|Legal status||Not for profit company|
|Purpose||Providing world class engineering services to global automotive and transport industries|
MIRA Ltd. (formerly the Motor Industry Research Association) is an automotive consultancy company headquartered near Nuneaton in Warwickshire, United Kingdom. It provides product engineering, research, testing, information and certification services to the automotive sector.
It was formed in 1946 and was mostly government-funded. It is based just off the A5 near the junction with the A444 in the parish of Higham on the Hill (also near Fenny Drayton), Leicestershire, where around five hundred staff work, with another establishment in Basildon in Essex. The company dates back to the foundation of the Cycle Engineers' Institute (CEI) in 1898, which became the Incorporated Institution of Automobile Engineers (IAE) in 1906. The IAE became the Automotive Branch of the IMechE in 1946. The IAE and the Society of Motor Manufacturers and Traders were largely responsible for creating MIRA.
Pooling of expertise
After World War Two, the UK car industry was finding it difficult to export to countries where it formerly had little trouble finding markets for its wide range of cars. It was decided by the government to pool the research resources of UK car manufacturers into one site to reduce costs and possibly find new technological advances sooner that could be incorporated into all ranges of UK vehicle makes. The principal auto-makers were located in the Birmingham area, apart from Vauxhall which had its factory in Luton and Ford which by now was located at Dagenham to the east of London. The Motor Industry Research institution under its director Dr Albert Fogg (who would later become Engineering Chief at British Leyland) therefore looked for a location that was reasonably accessible from all these locations, and the site near Nuneaton fulfilled that criterion. The facilities became available to MIRA member companies in October 1948, though at this stage the test tracks consisted only of disused runways. Facilities were nevertheless developed under Dr Fogg and Professor Robert MacMillan who took over the directorship from Fogg in 1964.
Marking the increasing concern with secondary safety at the time was the opening by the Minister of Technology Tony Benn, in April 1968, of MIRA's indoor rig for crash-testing cars in head-on impacts. Such tests, at 30 mph (48 km/h), had recently become mandatory for cars sold in the US. The MIRA crash rig featured the UK's largest industrial linear motor.

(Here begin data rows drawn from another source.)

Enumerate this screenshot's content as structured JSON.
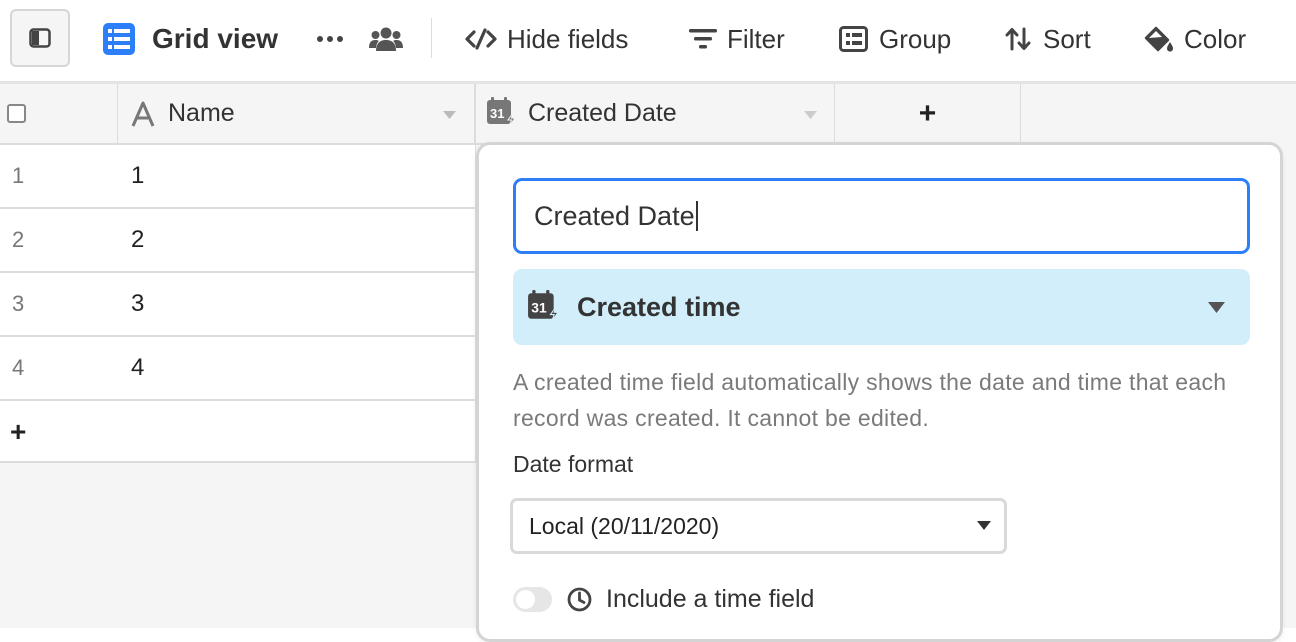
{
  "toolbar": {
    "view_name": "Grid view",
    "hide_fields": "Hide fields",
    "filter": "Filter",
    "group": "Group",
    "sort": "Sort",
    "color": "Color"
  },
  "grid": {
    "columns": [
      {
        "name": "Name",
        "icon": "text-field-icon"
      },
      {
        "name": "Created Date",
        "icon": "created-time-icon"
      }
    ],
    "add_field": "+",
    "rows": [
      {
        "num": "1",
        "name": "1"
      },
      {
        "num": "2",
        "name": "2"
      },
      {
        "num": "3",
        "name": "3"
      },
      {
        "num": "4",
        "name": "4"
      }
    ],
    "add_row": "+"
  },
  "field_editor": {
    "field_name": "Created Date",
    "field_type": "Created time",
    "description": "A created time field automatically shows the date and time that each record was created. It cannot be edited.",
    "date_format_label": "Date format",
    "date_format_value": "Local (20/11/2020)",
    "include_time_label": "Include a time field",
    "include_time_on": false
  },
  "colors": {
    "accent_blue": "#2d7ff9",
    "type_select_bg": "#d1eefa",
    "grid_bg": "#f5f5f5"
  }
}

It replaced a complicated outdoor system that had involved the "victim" car's final seconds being controlled by means of a radar-operated remote device from a following vehicle.
Since 1975, the funding arrangements for belonging to the organisation went from a membership subscription (or levy – mostly irrespective of the quantity of work that took place for individual manufacturers) for car companies to a fee-based system. Currently the site has around £110 million of test equipment. On 4 July 2001, the organisation changed its name to MIRA Ltd. At this point it also became liable for corporation tax. It bought the Creative Automotive Design consultancy in March 2003.
The proving ground which forms the largest area of MIRA is built on 760 acres (310 ha) of the former RAF Lindley airfield, named after the nearby Lindley Hall Farm after the former Lindley Hall. This farm claims to be the centre of England, if calculated by the centre of mass method, similar to a centroid. Meriden also makes a similar claim. The Ashby and Nuneaton Joint Railway used to pass along the south-east perimeter of MIRA, and is now the Weddington Country Walk. The line was open to freight until 1971, and had a station at Higham on the Hill on the perimeter of MIRA.
MIRA is a provider of product engineering, research, testing, information and certification to the worldwide automotive industry. It was developed to provide research for UK companies but now provides research to clients worldwide. It also carries out work for the defence industry.